Bacteremic necrotizing pneumococcal pneumonia in children.

    loading  Checking for direct PDF access through Ovid


Necrotizing pneumonia, massive necrosis of lung tissue, is a serious, often fatal, complication of lobar pneumonia. Four children 1.3 to 7.5 yr of age were hospitalized with bacteremic pneumococcal pneumonia. All of them were acutely ill on presentation with arterial desaturation, and they developed anemia and thrombocytosis. Two patients had pleural effusion requiring drainage. A chest CT scan revealed segmental or lobar pulmonary liquification, which led to the diagnosis of necrotizing pneumonia. This finding could be demonstrated early in the course of the disease. Subsequently, all of the patients developed cavitating lesions. With adequate antipneumococcal therapy and/or chest tube drainage, all of the patients recovered completely; however, clinical improvement was prolonged: fever lasted 9 to 20 days, and length of hospitalization was 12 to 26 days.
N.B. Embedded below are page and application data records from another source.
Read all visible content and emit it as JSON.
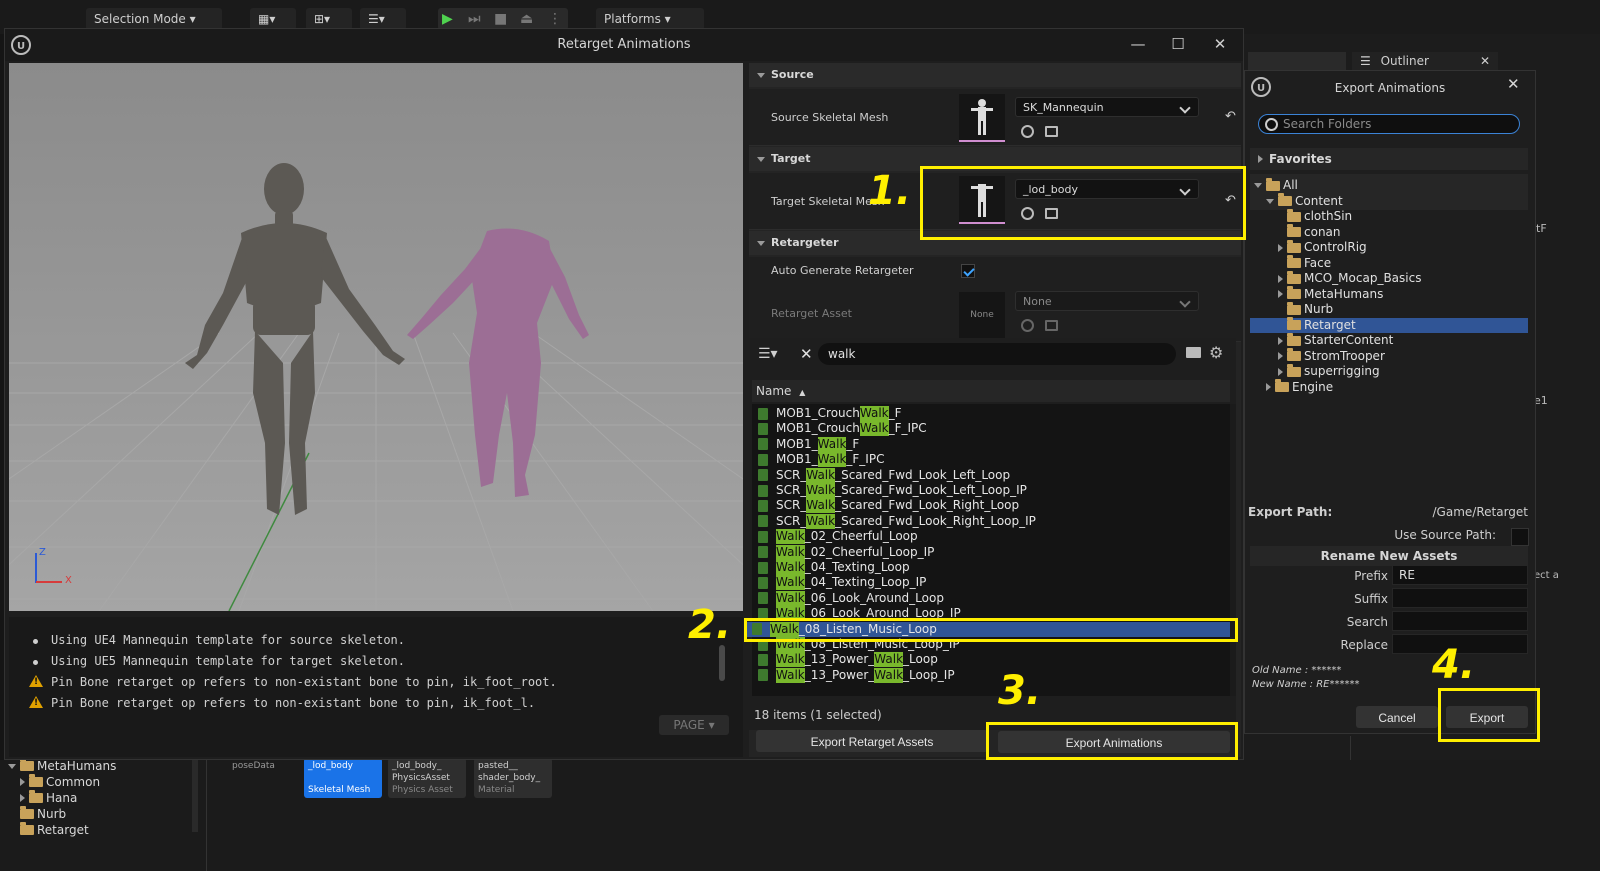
{
  "editor": {
    "selection_mode": "Selection Mode",
    "platforms": "Platforms",
    "outliner_tab": "Outliner",
    "side_labels": [
      "tF",
      "e1",
      "ect a"
    ],
    "content_tree": [
      "MetaHumans",
      "Common",
      "Hana",
      "Nurb",
      "Retarget"
    ],
    "bottom_assets": [
      {
        "name": "poseData",
        "type": ""
      },
      {
        "name": "_lod_body",
        "type": "Skeletal Mesh"
      },
      {
        "name": "_lod_body_ PhysicsAsset",
        "type": "Physics Asset"
      },
      {
        "name": "pasted__ shader_body_",
        "type": "Material"
      }
    ]
  },
  "window": {
    "title": "Retarget Animations",
    "minimize": "—",
    "maximize": "☐",
    "close": "✕"
  },
  "viewport": {
    "axis_z": "Z",
    "axis_x": "X"
  },
  "log": {
    "lines": [
      "Using UE4 Mannequin template for source skeleton.",
      "Using UE5 Mannequin template for target skeleton.",
      "Pin Bone retarget op refers to non-existant bone to pin, ik_foot_root.",
      "Pin Bone retarget op refers to non-existant bone to pin, ik_foot_l."
    ],
    "page_button": "PAGE"
  },
  "details": {
    "source": {
      "header": "Source",
      "label": "Source Skeletal Mesh",
      "value": "SK_Mannequin"
    },
    "target": {
      "header": "Target",
      "label": "Target Skeletal Mesh",
      "value": "_lod_body"
    },
    "retargeter": {
      "header": "Retargeter",
      "auto_label": "Auto Generate Retargeter",
      "auto_checked": true,
      "asset_label": "Retarget Asset",
      "asset_value": "None",
      "asset_thumb": "None"
    }
  },
  "browser": {
    "search_value": "walk",
    "column_name": "Name",
    "count": "18 items (1 selected)",
    "items": [
      {
        "pre": "MOB1_Crouch",
        "hl": "Walk",
        "post": "_F",
        "hl2": "",
        "post2": ""
      },
      {
        "pre": "MOB1_Crouch",
        "hl": "Walk",
        "post": "_F_IPC",
        "hl2": "",
        "post2": ""
      },
      {
        "pre": "MOB1_",
        "hl": "Walk",
        "post": "_F",
        "hl2": "",
        "post2": ""
      },
      {
        "pre": "MOB1_",
        "hl": "Walk",
        "post": "_F_IPC",
        "hl2": "",
        "post2": ""
      },
      {
        "pre": "SCR_",
        "hl": "Walk",
        "post": "_Scared_Fwd_Look_Left_Loop",
        "hl2": "",
        "post2": ""
      },
      {
        "pre": "SCR_",
        "hl": "Walk",
        "post": "_Scared_Fwd_Look_Left_Loop_IP",
        "hl2": "",
        "post2": ""
      },
      {
        "pre": "SCR_",
        "hl": "Walk",
        "post": "_Scared_Fwd_Look_Right_Loop",
        "hl2": "",
        "post2": ""
      },
      {
        "pre": "SCR_",
        "hl": "Walk",
        "post": "_Scared_Fwd_Look_Right_Loop_IP",
        "hl2": "",
        "post2": ""
      },
      {
        "pre": "",
        "hl": "Walk",
        "post": "_02_Cheerful_Loop",
        "hl2": "",
        "post2": ""
      },
      {
        "pre": "",
        "hl": "Walk",
        "post": "_02_Cheerful_Loop_IP",
        "hl2": "",
        "post2": ""
      },
      {
        "pre": "",
        "hl": "Walk",
        "post": "_04_Texting_Loop",
        "hl2": "",
        "post2": ""
      },
      {
        "pre": "",
        "hl": "Walk",
        "post": "_04_Texting_Loop_IP",
        "hl2": "",
        "post2": ""
      },
      {
        "pre": "",
        "hl": "Walk",
        "post": "_06_Look_Around_Loop",
        "hl2": "",
        "post2": ""
      },
      {
        "pre": "",
        "hl": "Walk",
        "post": "_06_Look_Around_Loop_IP",
        "hl2": "",
        "post2": ""
      },
      {
        "pre": "",
        "hl": "Walk",
        "post": "_08_Listen_Music_Loop",
        "hl2": "",
        "post2": ""
      },
      {
        "pre": "",
        "hl": "Walk",
        "post": "_08_Listen_Music_Loop_IP",
        "hl2": "",
        "post2": ""
      },
      {
        "pre": "",
        "hl": "Walk",
        "post": "_13_Power_",
        "hl2": "Walk",
        "post2": "_Loop"
      },
      {
        "pre": "",
        "hl": "Walk",
        "post": "_13_Power_",
        "hl2": "Walk",
        "post2": "_Loop_IP"
      }
    ],
    "selected_index": 14,
    "export_retarget_assets": "Export Retarget Assets",
    "export_animations": "Export Animations"
  },
  "export_dialog": {
    "title": "Export Animations",
    "close": "✕",
    "search_placeholder": "Search Folders",
    "favorites": "Favorites",
    "tree": [
      {
        "label": "All",
        "depth": 0,
        "expanded": true
      },
      {
        "label": "Content",
        "depth": 1,
        "expanded": true
      },
      {
        "label": "clothSin",
        "depth": 2,
        "expanded": false,
        "leaf": true
      },
      {
        "label": "conan",
        "depth": 2,
        "expanded": false,
        "leaf": true
      },
      {
        "label": "ControlRig",
        "depth": 2,
        "expanded": false,
        "leaf": false
      },
      {
        "label": "Face",
        "depth": 2,
        "expanded": false,
        "leaf": true
      },
      {
        "label": "MCO_Mocap_Basics",
        "depth": 2,
        "expanded": false,
        "leaf": false
      },
      {
        "label": "MetaHumans",
        "depth": 2,
        "expanded": false,
        "leaf": false
      },
      {
        "label": "Nurb",
        "depth": 2,
        "expanded": false,
        "leaf": true
      },
      {
        "label": "Retarget",
        "depth": 2,
        "expanded": false,
        "leaf": true,
        "selected": true
      },
      {
        "label": "StarterContent",
        "depth": 2,
        "expanded": false,
        "leaf": false
      },
      {
        "label": "StromTrooper",
        "depth": 2,
        "expanded": false,
        "leaf": false
      },
      {
        "label": "superrigging",
        "depth": 2,
        "expanded": false,
        "leaf": false
      },
      {
        "label": "Engine",
        "depth": 1,
        "expanded": false,
        "leaf": false
      }
    ],
    "export_path_label": "Export Path:",
    "export_path_value": "/Game/Retarget",
    "use_source_path_label": "Use Source Path:",
    "rename_header": "Rename New Assets",
    "prefix_label": "Prefix",
    "prefix_value": "RE",
    "suffix_label": "Suffix",
    "suffix_value": "",
    "search_label": "Search",
    "search_value": "",
    "replace_label": "Replace",
    "replace_value": "",
    "old_name": "Old Name : ******",
    "new_name": "New Name : RE******",
    "cancel": "Cancel",
    "export": "Export"
  },
  "annotations": {
    "step1": "1.",
    "step2": "2.",
    "step3": "3.",
    "step4": "4.",
    "color": "#ffef00"
  }
}
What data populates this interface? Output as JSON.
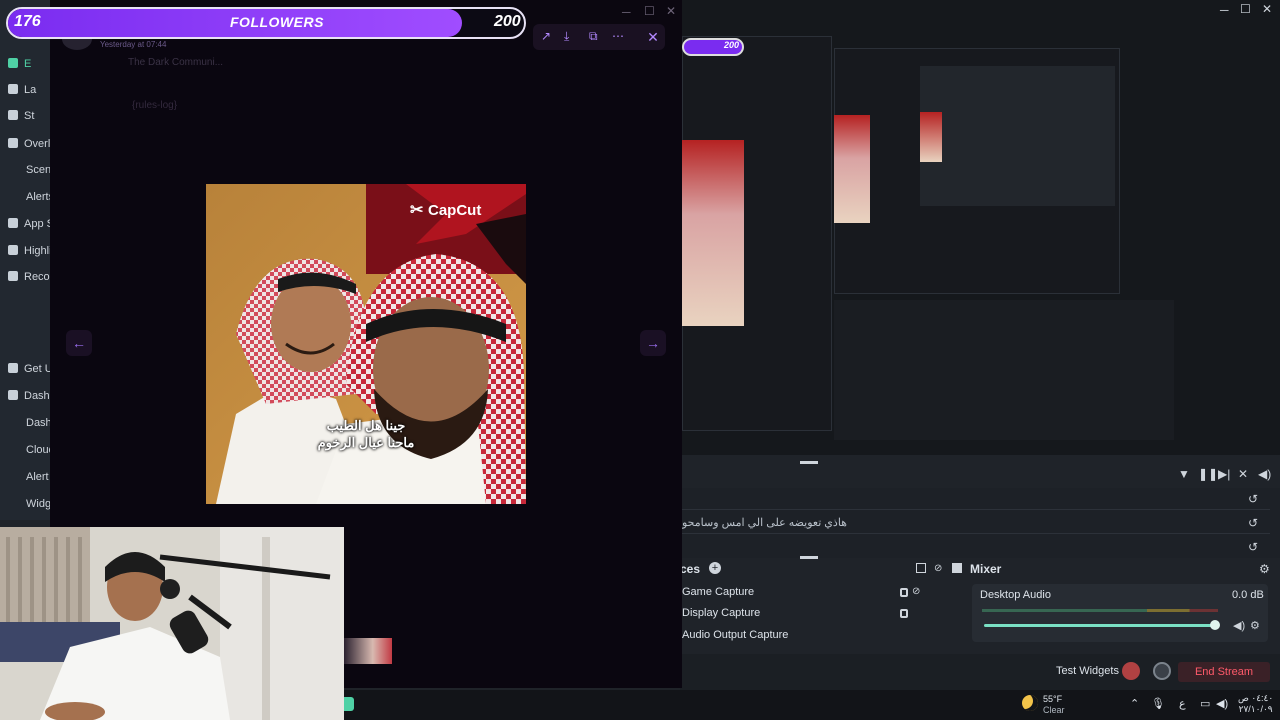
{
  "follower_goal": {
    "label": "FOLLOWERS",
    "current": "176",
    "goal": "200",
    "progress_fraction": 0.88
  },
  "nested_goal": "200",
  "obs_menu": [
    {
      "label": "E",
      "active": true
    },
    {
      "label": "La"
    },
    {
      "label": "St"
    },
    {
      "label": "Overl"
    },
    {
      "label": "Scene"
    },
    {
      "label": "Alerts"
    },
    {
      "label": "App S"
    },
    {
      "label": "Highli"
    },
    {
      "label": "Reco"
    },
    {
      "label": "Get U"
    },
    {
      "label": "Dashb"
    },
    {
      "label": "Dashb"
    },
    {
      "label": "Cloud"
    },
    {
      "label": "Alert"
    },
    {
      "label": "Widg"
    }
  ],
  "viewer": {
    "timestamp": "Yesterday at 07:44",
    "server_name": "The Dark Communi...",
    "channel": "{rules-log}"
  },
  "photo": {
    "watermark": "CapCut",
    "caption_line1": "جينا هل الطيب",
    "caption_line2": "ماحنا عيال الرخوم"
  },
  "chat_row": "هاذي تعويضه على الي امس وسامحو",
  "sources": {
    "title": "ces",
    "items": [
      "Game Capture",
      "Display Capture",
      "Audio Output Capture"
    ]
  },
  "mixer": {
    "title": "Mixer",
    "channel": "Desktop Audio",
    "db": "0.0 dB",
    "fader_level": 0.98
  },
  "bottom": {
    "test_widgets": "Test Widgets",
    "end_stream": "End Stream"
  },
  "taskbar": {
    "temp": "55°F",
    "condition": "Clear",
    "lang": "ع",
    "clock_time": "٠٤:٤٠ ص",
    "clock_date": "٢٧/١٠/٠٩"
  },
  "colors": {
    "accent_purple": "#8b3dff",
    "obs_green": "#4fd1a5",
    "end_stream_red": "#ff5a6a"
  }
}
Contrary to that in adults, complete recovery is anticipated in children with bacteremic necrotizing pneumococcal pneumonia, and no invasive investigations are required.

Related Topics

    loading  Loading Related Articles